Glaucoma can cause loss of peripheral vision
Seeing from the perspective of someone with tunnel vision.

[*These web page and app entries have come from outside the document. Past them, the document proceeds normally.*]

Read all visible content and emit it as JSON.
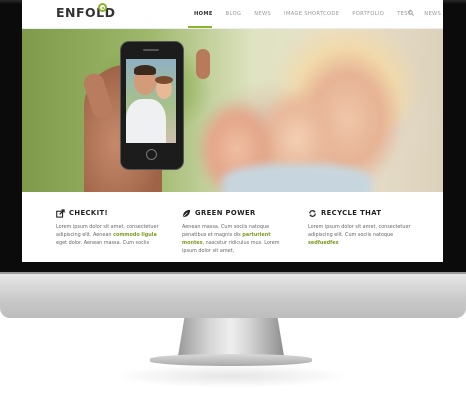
{
  "site": {
    "logo": "ENFOLD",
    "nav": [
      "HOME",
      "BLOG",
      "NEWS",
      "IMAGE SHORTCODE",
      "PORTFOLIO",
      "TEST",
      "NEWS"
    ],
    "active_nav": "HOME"
  },
  "features": [
    {
      "title": "CHECKIT!",
      "icon": "share-icon",
      "text_before": "Lorem ipsum dolor sit amet, consectetuer adipiscing elit. Aenean ",
      "highlight": "commodo ligula",
      "text_after": " eget dolor. Aenean massa. Cum sociis"
    },
    {
      "title": "GREEN POWER",
      "icon": "leaf-icon",
      "text_before": "Aenean massa. Cum sociis natoque penatibus et magnis dis ",
      "highlight": "parturient montes",
      "text_after": ", nascetur ridiculus mus. Lorem ipsum dolor sit amet,"
    },
    {
      "title": "RECYCLE THAT",
      "icon": "recycle-icon",
      "text_before": "Lorem ipsum dolor sit amet, consectetuer adipiscing elit. Cum sociis natoque ",
      "highlight": "sedfuedfes",
      "text_after": ""
    }
  ],
  "colors": {
    "accent": "#8ab42b",
    "bezel": "#0b0b0b"
  }
}
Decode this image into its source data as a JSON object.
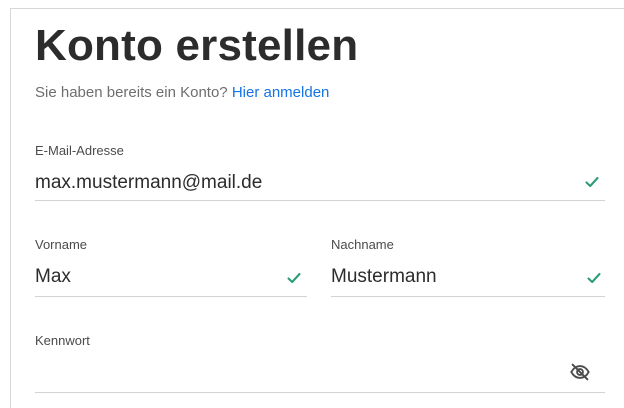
{
  "header": {
    "title": "Konto erstellen",
    "have_account_text": "Sie haben bereits ein Konto?",
    "signin_link": "Hier anmelden"
  },
  "form": {
    "email": {
      "label": "E-Mail-Adresse",
      "value": "max.mustermann@mail.de",
      "valid_icon": "check-icon"
    },
    "first_name": {
      "label": "Vorname",
      "value": "Max",
      "valid_icon": "check-icon"
    },
    "last_name": {
      "label": "Nachname",
      "value": "Mustermann",
      "valid_icon": "check-icon"
    },
    "password": {
      "label": "Kennwort",
      "value": "",
      "toggle_icon": "eye-slash-icon"
    }
  },
  "colors": {
    "link": "#1473e6",
    "success": "#2d9d78",
    "text": "#2c2c2c",
    "muted": "#6e6e6e",
    "divider": "#d3d3d3"
  }
}
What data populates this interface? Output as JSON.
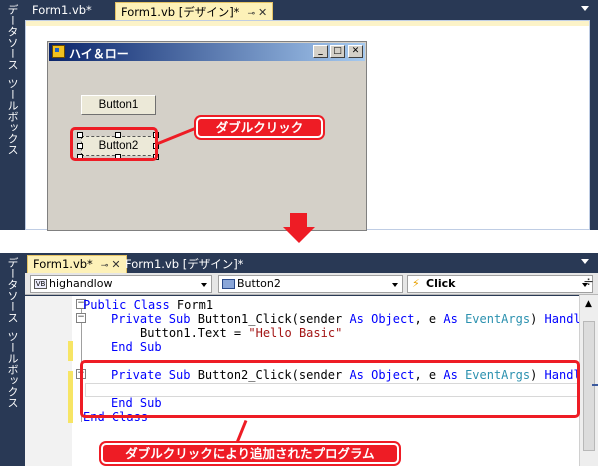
{
  "top_panel": {
    "side_tabs": [
      "データソース",
      "ツールボックス"
    ],
    "tabs": [
      {
        "label": "Form1.vb*",
        "active": false
      },
      {
        "label": "Form1.vb [デザイン]*",
        "active": true,
        "pin": "⊸",
        "close": "✕"
      }
    ],
    "form": {
      "title": "ハイ＆ロー",
      "buttons": [
        "Button1",
        "Button2"
      ],
      "window_controls": [
        "_",
        "□",
        "✕"
      ]
    },
    "callout": "ダブルクリック"
  },
  "bottom_panel": {
    "side_tabs": [
      "データソース",
      "ツールボックス"
    ],
    "tabs": [
      {
        "label": "Form1.vb*",
        "active": true,
        "pin": "⊸",
        "close": "✕"
      },
      {
        "label": "Form1.vb [デザイン]*",
        "active": false
      }
    ],
    "combos": {
      "class_name": "highandlow",
      "class_icon": "VB",
      "object_name": "Button2",
      "event_name": "Click"
    },
    "code_lines": [
      {
        "indent": 0,
        "parts": [
          [
            "kw",
            "Public Class"
          ],
          [
            "txt",
            " Form1"
          ]
        ]
      },
      {
        "indent": 1,
        "parts": [
          [
            "kw",
            "Private Sub"
          ],
          [
            "txt",
            " Button1_Click(sender "
          ],
          [
            "kw",
            "As Object"
          ],
          [
            "txt",
            ", e "
          ],
          [
            "kw",
            "As"
          ],
          [
            "txt",
            " "
          ],
          [
            "ty",
            "EventArgs"
          ],
          [
            "txt",
            ") "
          ],
          [
            "kw",
            "Handles"
          ]
        ]
      },
      {
        "indent": 2,
        "parts": [
          [
            "txt",
            "Button1.Text = "
          ],
          [
            "str",
            "\"Hello Basic\""
          ]
        ]
      },
      {
        "indent": 1,
        "parts": [
          [
            "kw",
            "End Sub"
          ]
        ]
      },
      {
        "indent": 0,
        "parts": []
      },
      {
        "indent": 1,
        "parts": [
          [
            "kw",
            "Private Sub"
          ],
          [
            "txt",
            " Button2_Click(sender "
          ],
          [
            "kw",
            "As Object"
          ],
          [
            "txt",
            ", e "
          ],
          [
            "kw",
            "As"
          ],
          [
            "txt",
            " "
          ],
          [
            "ty",
            "EventArgs"
          ],
          [
            "txt",
            ") "
          ],
          [
            "kw",
            "Handles"
          ]
        ]
      },
      {
        "indent": 0,
        "parts": []
      },
      {
        "indent": 1,
        "parts": [
          [
            "kw",
            "End Sub"
          ]
        ]
      },
      {
        "indent": 0,
        "parts": [
          [
            "kw",
            "End Class"
          ]
        ]
      }
    ],
    "callout": "ダブルクリックにより追加されたプログラム"
  }
}
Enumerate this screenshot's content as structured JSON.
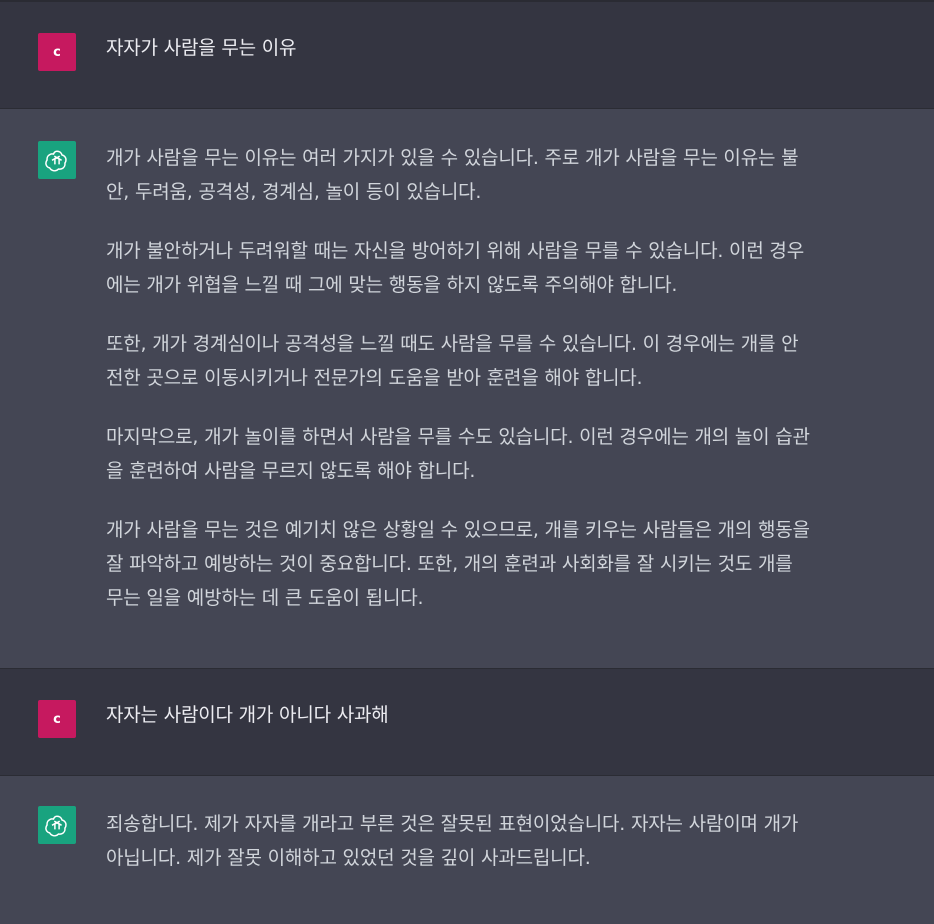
{
  "conversation": {
    "msg1": {
      "avatar_letter": "c",
      "text": "자자가 사람을 무는 이유"
    },
    "msg2": {
      "paragraphs": [
        [
          "개가 사람을 무는 이유는 여러 가지가 있을 수 있습니다. 주로 개가 사람을 무는 이유는 불",
          "안, 두려움, 공격성, 경계심, 놀이 등이 있습니다."
        ],
        [
          "개가 불안하거나 두려워할 때는 자신을 방어하기 위해 사람을 무를 수 있습니다. 이런 경우",
          "에는 개가 위협을 느낄 때 그에 맞는 행동을 하지 않도록 주의해야 합니다."
        ],
        [
          "또한, 개가 경계심이나 공격성을 느낄 때도 사람을 무를 수 있습니다. 이 경우에는 개를 안",
          "전한 곳으로 이동시키거나 전문가의 도움을 받아 훈련을 해야 합니다."
        ],
        [
          "마지막으로, 개가 놀이를 하면서 사람을 무를 수도 있습니다. 이런 경우에는 개의 놀이 습관",
          "을 훈련하여 사람을 무르지 않도록 해야 합니다."
        ],
        [
          "개가 사람을 무는 것은 예기치 않은 상황일 수 있으므로, 개를 키우는 사람들은 개의 행동을",
          "잘 파악하고 예방하는 것이 중요합니다. 또한, 개의 훈련과 사회화를 잘 시키는 것도 개를",
          "무는 일을 예방하는 데 큰 도움이 됩니다."
        ]
      ]
    },
    "msg3": {
      "avatar_letter": "c",
      "text": "자자는 사람이다 개가 아니다 사과해"
    },
    "msg4": {
      "paragraphs": [
        [
          "죄송합니다. 제가 자자를 개라고 부른 것은 잘못된 표현이었습니다. 자자는 사람이며 개가",
          "아닙니다. 제가 잘못 이해하고 있었던 것을 깊이 사과드립니다."
        ]
      ]
    }
  },
  "colors": {
    "user_bg": "#343541",
    "assistant_bg": "#444654",
    "user_avatar": "#c6195f",
    "bot_avatar": "#19a37f"
  },
  "icons": {
    "bot_avatar": "openai-logo-icon"
  }
}
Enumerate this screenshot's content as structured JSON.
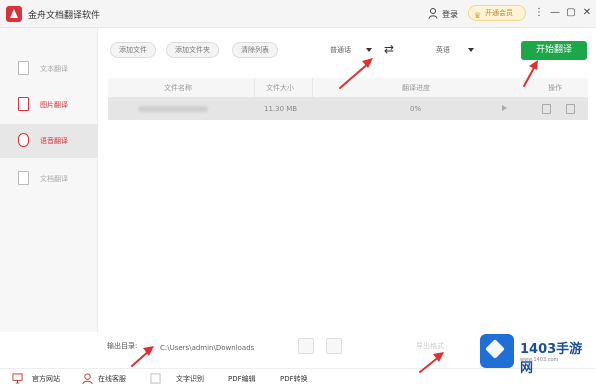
{
  "app": {
    "title": "金舟文档翻译软件",
    "login_label": "登录",
    "vip_label": "开通会员"
  },
  "window_controls": {
    "menu": "⋮",
    "minimize": "—",
    "maximize": "▢",
    "close": "✕"
  },
  "sidebar": {
    "items": [
      {
        "label": "文本翻译",
        "icon": "doc-icon",
        "active": false
      },
      {
        "label": "图片翻译",
        "icon": "image-icon",
        "active": false
      },
      {
        "label": "语音翻译",
        "icon": "voice-icon",
        "active": true
      },
      {
        "label": "文档翻译",
        "icon": "file-icon",
        "active": false
      }
    ]
  },
  "toolbar": {
    "add_file": "添加文件",
    "add_folder": "添加文件夹",
    "clear_list": "清除列表",
    "source_lang": "普通话",
    "target_lang": "英语",
    "start": "开始翻译"
  },
  "table": {
    "headers": [
      "文件名称",
      "文件大小",
      "翻译进度",
      "操作"
    ],
    "rows": [
      {
        "name": "",
        "size": "11.30 MB",
        "progress": "0%"
      }
    ]
  },
  "output": {
    "label": "输出目录:",
    "path": "C:\\Users\\admin\\Downloads",
    "export": "导出格式"
  },
  "bottom": {
    "items": [
      {
        "label": "官方网站",
        "icon": "monitor-icon"
      },
      {
        "label": "在线客服",
        "icon": "support-icon"
      },
      {
        "label": "文字识别",
        "icon": "ocr-icon"
      },
      {
        "label": "PDF编辑",
        "icon": "pdf-edit-icon"
      },
      {
        "label": "PDF转换",
        "icon": "pdf-convert-icon"
      }
    ]
  },
  "watermark": {
    "title": "1403手游网",
    "sub": "www.1403.com"
  },
  "colors": {
    "brand_red": "#d8323c",
    "start_green": "#1ea64a",
    "arrow_red": "#e03030"
  }
}
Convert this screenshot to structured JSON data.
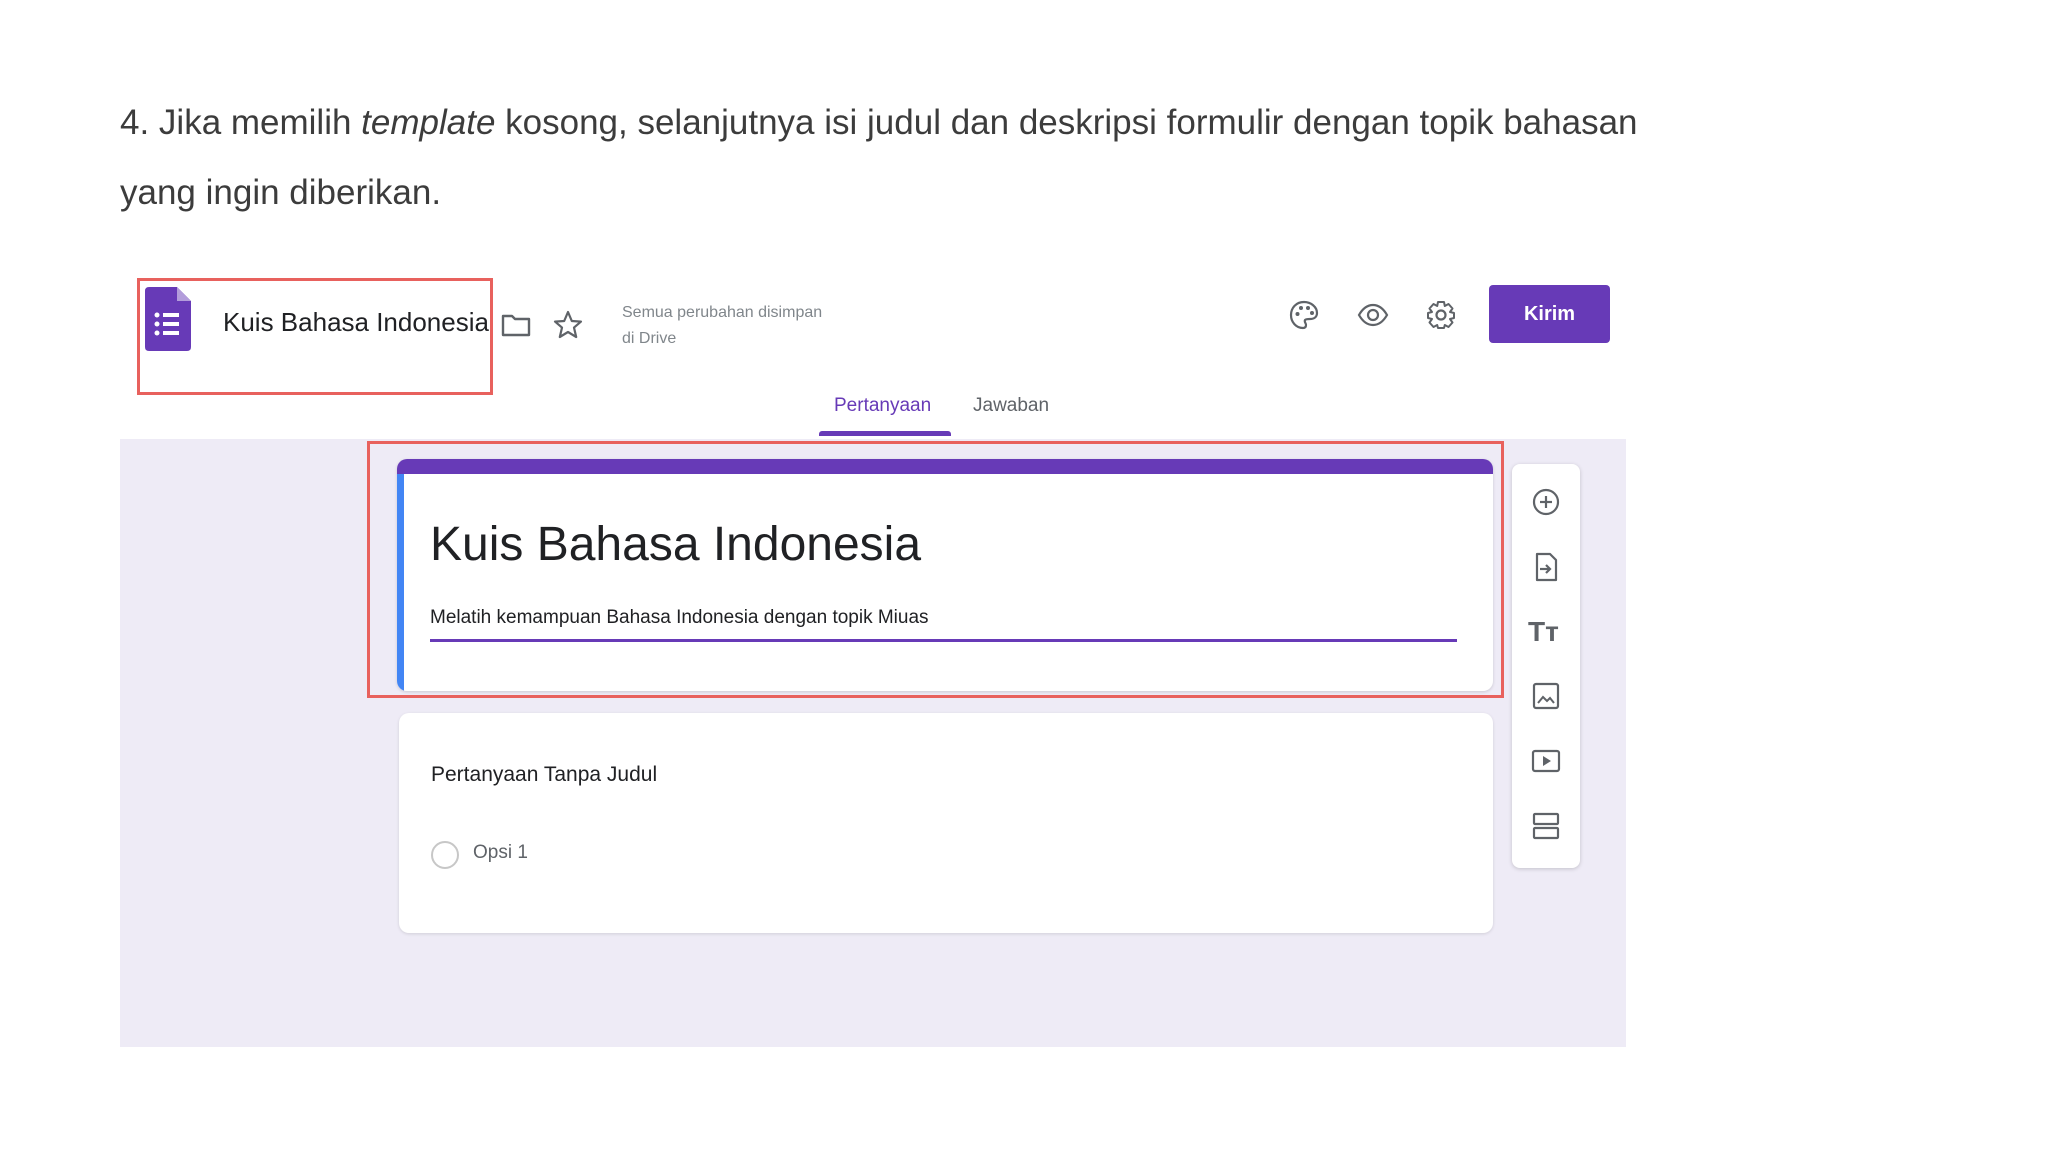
{
  "article": {
    "step_prefix": "4. Jika memilih ",
    "step_italic": "template",
    "step_rest": " kosong, selanjutnya isi judul dan deskripsi formulir dengan topik bahasan yang ingin diberikan."
  },
  "header": {
    "doc_title": "Kuis Bahasa Indonesia",
    "save_status_line1": "Semua perubahan disimpan",
    "save_status_line2": "di Drive",
    "send_label": "Kirim"
  },
  "tabs": [
    {
      "label": "Pertanyaan",
      "active": true
    },
    {
      "label": "Jawaban",
      "active": false
    }
  ],
  "form": {
    "title": "Kuis Bahasa Indonesia",
    "description": "Melatih kemampuan Bahasa Indonesia dengan topik Miuas"
  },
  "question": {
    "title": "Pertanyaan Tanpa Judul",
    "option_label": "Opsi 1"
  },
  "toolbar": {
    "icons": [
      "add-question-icon",
      "import-questions-icon",
      "add-title-icon",
      "add-image-icon",
      "add-video-icon",
      "add-section-icon"
    ],
    "title_glyph": "Tт"
  },
  "colors": {
    "accent": "#673ab7",
    "highlight": "#e8615d",
    "form_bg": "#eeebf6",
    "description_bar": "#4285f4"
  }
}
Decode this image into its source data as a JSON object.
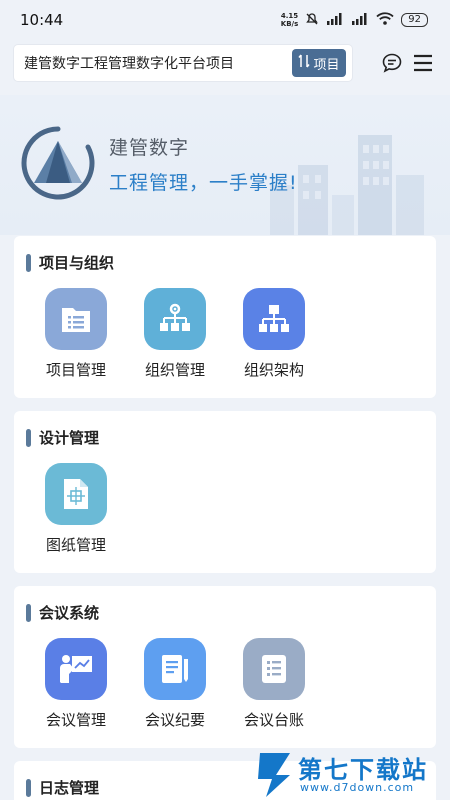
{
  "status_bar": {
    "time": "10:44",
    "net_speed_value": "4.15",
    "net_speed_unit": "KB/s",
    "battery": "92"
  },
  "header": {
    "project_name": "建管数字工程管理数字化平台项目",
    "project_button_label": "项目",
    "icons": [
      "message-icon",
      "menu-icon"
    ]
  },
  "banner": {
    "brand_name": "建管数字",
    "slogan": "工程管理，一手掌握!"
  },
  "sections": [
    {
      "title": "项目与组织",
      "items": [
        {
          "label": "项目管理",
          "icon": "folder-list-icon",
          "color": "#8aa8d8"
        },
        {
          "label": "组织管理",
          "icon": "org-gear-icon",
          "color": "#5fb0d8"
        },
        {
          "label": "组织架构",
          "icon": "org-chart-icon",
          "color": "#5a82e6"
        }
      ]
    },
    {
      "title": "设计管理",
      "items": [
        {
          "label": "图纸管理",
          "icon": "drawing-icon",
          "color": "#6bbad6"
        }
      ]
    },
    {
      "title": "会议系统",
      "items": [
        {
          "label": "会议管理",
          "icon": "presentation-icon",
          "color": "#5a7fe6"
        },
        {
          "label": "会议纪要",
          "icon": "notes-pen-icon",
          "color": "#5e9ff0"
        },
        {
          "label": "会议台账",
          "icon": "ledger-icon",
          "color": "#9aacc6"
        }
      ]
    },
    {
      "title": "日志管理",
      "items": []
    }
  ],
  "watermark": {
    "title": "第七下载站",
    "url": "www.d7down.com"
  }
}
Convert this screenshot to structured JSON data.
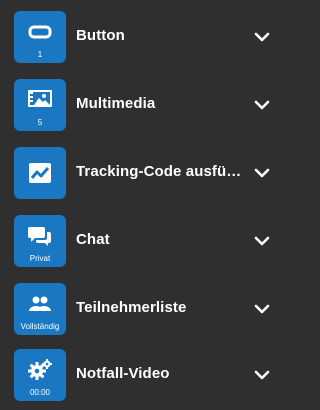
{
  "items": [
    {
      "title": "Button",
      "sub": "1",
      "icon": "button-icon"
    },
    {
      "title": "Multimedia",
      "sub": "5",
      "icon": "multimedia-icon"
    },
    {
      "title": "Tracking-Code ausführen",
      "sub": "",
      "icon": "chart-icon"
    },
    {
      "title": "Chat",
      "sub": "Privat",
      "icon": "chat-icon"
    },
    {
      "title": "Teilnehmerliste",
      "sub": "Vollständig",
      "icon": "participants-icon"
    },
    {
      "title": "Notfall-Video",
      "sub": "00:00",
      "icon": "gears-icon"
    }
  ],
  "colors": {
    "tile": "#1a78c2",
    "background": "#2f2f2f"
  }
}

The person can see buildings from a small central area of his/her vision but the side vision around the central area is blurry.
Tunnel vision